Fish-Hook Cactus (Sclerocactus parviflorus)
Other Names: smallflower fish-hook cactus, eagleclaw cactus, devil claw cactus
Family: Cactaceae (Cactus Family)
Description: single stems are 4 inches thick and up to 10 inches tall. Stems have 13-15 spiral ribs with spines clustered in areoles, each of which contains 4 central spines and 7-11 radial spines. Pink or purple flowers are produced throughout April and May.
Range: occurs throughout Utah, Arizona, Colorado, and New Mexico. Look for it growing in Colorado National Monument's eastern regions, especially at lower elevations on metamorphic rock.

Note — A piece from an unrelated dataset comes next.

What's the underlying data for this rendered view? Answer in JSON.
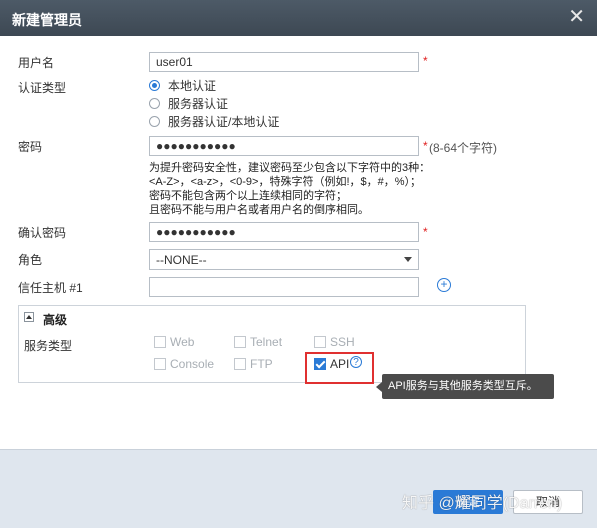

Did you know: the fish-hook cactus's scientific name, Sclerocactus ("hard cactus" in Greek), refers to this cactus's hard, dry fruit. At maturity, the reddish fruit of the fish-hook cactus splits irregularly, releasing small dark brown or black seeds.
Did You Know?
John Otto's efforts almost a century ago continue to help visitors experience Colorado National Monument. Of the 40 miles of trails available to hikers in the monument, many of them were first built by original park custodian John Otto. More...